Remember, Dr. King’s final mission was in Memphis, Tennessee, fighting on behalf of disenfranchised sanitation workers as part of the Poor People’s campaign. Can anything good come out of poverty from the disinherited? Out of Nazareth? King recognized that garbage collectors were also human beings with gifts to offer the world. They might not have thousands of likes on social media or be a part of the upper echelons of society, but they are children of God, created in the image of God, and that alone gives them worth, value and dignity as a human being, even if they come from Nazareth.
What Dr. King knew and Nathanael learned is that there are gifts and even God in Nazareth. Nathanael eventually recognizes that the incarnate Word from Nazareth is the flesh of God, the Son of God, the Messiah, the Savior of the world. Can anything good come out of Nazareth? It’s a lesson in knowing that that which you may despise and disregard may be your source of salvation. Don’t despise Nazareth. It may be where God resides. Nazareth offers gifts and God to the world. Jesus of Nazareth. Nazareth? Yes, the backside of the backyard of nowhere. And good comes out of Nazareth!
Nazareth is amazing or at least Jesus, the Nazarene, is. Because regardless of your stereotypes about Nazareth, look at what and who comes out of it for you. In the end, we see what we might expect happens to poor Nazarenes or those associated with them. We see a cross with the sign above his head reading, Jesus of Nazareth, King of the Jews. His power saves, serves, loves, and resurrects. It does not kill, dominate, hate, and insurrect. These days, all eyes look to Capitol Hill. During this election year, who are we going to give that power to? This is based on the assumption that that’s where the power is, when our eyes should be on Nazareth. Don’t underestimate Nazareth. Jesus of Nazareth.
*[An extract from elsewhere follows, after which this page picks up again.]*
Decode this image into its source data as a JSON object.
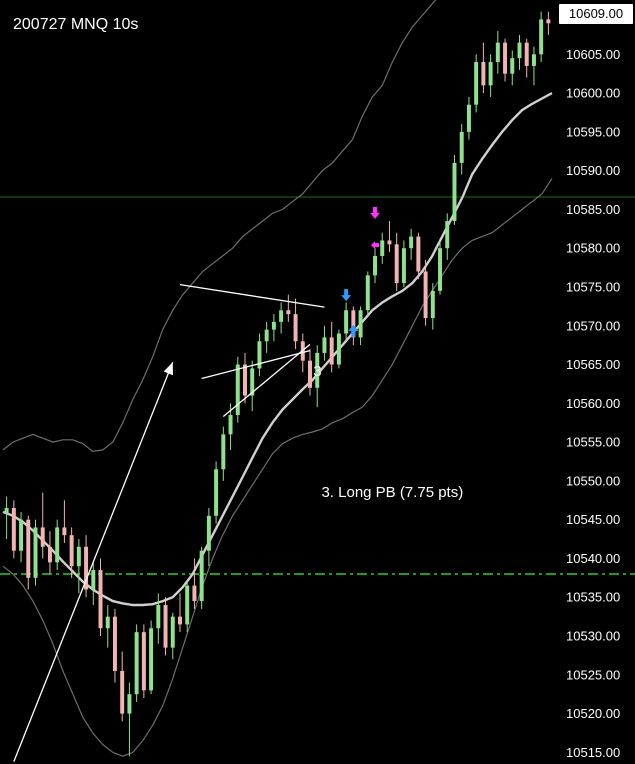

That’s where the real power is. You just come and see.
Let us pray
O God of all nations and peoples,
we are grateful for the dreams
of freedom, justice and peace
forever spun by your Spirit
and focused by prophets of every age.
We are grateful that in our time
you call every woman and man
to lift up and live by that dream,
to embody it in our world by
walking the walk
confessing our complicities
braving the work,
daring the confrontation,
exposing the lies
singing our faith
asking the questions,
raising the Cain
making the sacrifices
organizing the community
easing the hate
expanding the compassion
enduring in humility
risking the revolution of love
and ratifying the not for sale sign on our souls.
We especially praise you
for the life of Martin Luther King, Jr.
and for countless others down the ages
Whose names are known and unknown
beginning with Jesus of Nazareth,
and for those who yet lift up the dream and confirm it as yours,
who quicken the conscience of this country
and the human family around this globe,
whose courage and commitments
vision and enthusiasm and joy
brace our spirits and fire our wills.
So we thank you and remember
and move boldly on in the faith that
however dark the night
however fearful the tyrannies of oppression
however heavy the weight of arrogance
we can yet be confident and buoyant in you and your promise
that one day justice will roll down like waters
and righteousness like an ever-flowing stream
and peace abide in our hearts
through this land
on this earth
between sisters and brothers of every race,
every nation, every faith, every orientation
every generation, every wounded, wonderful
one and all your human family.
Keep us faithful to that promise
and for Christ’s sake, and for ours.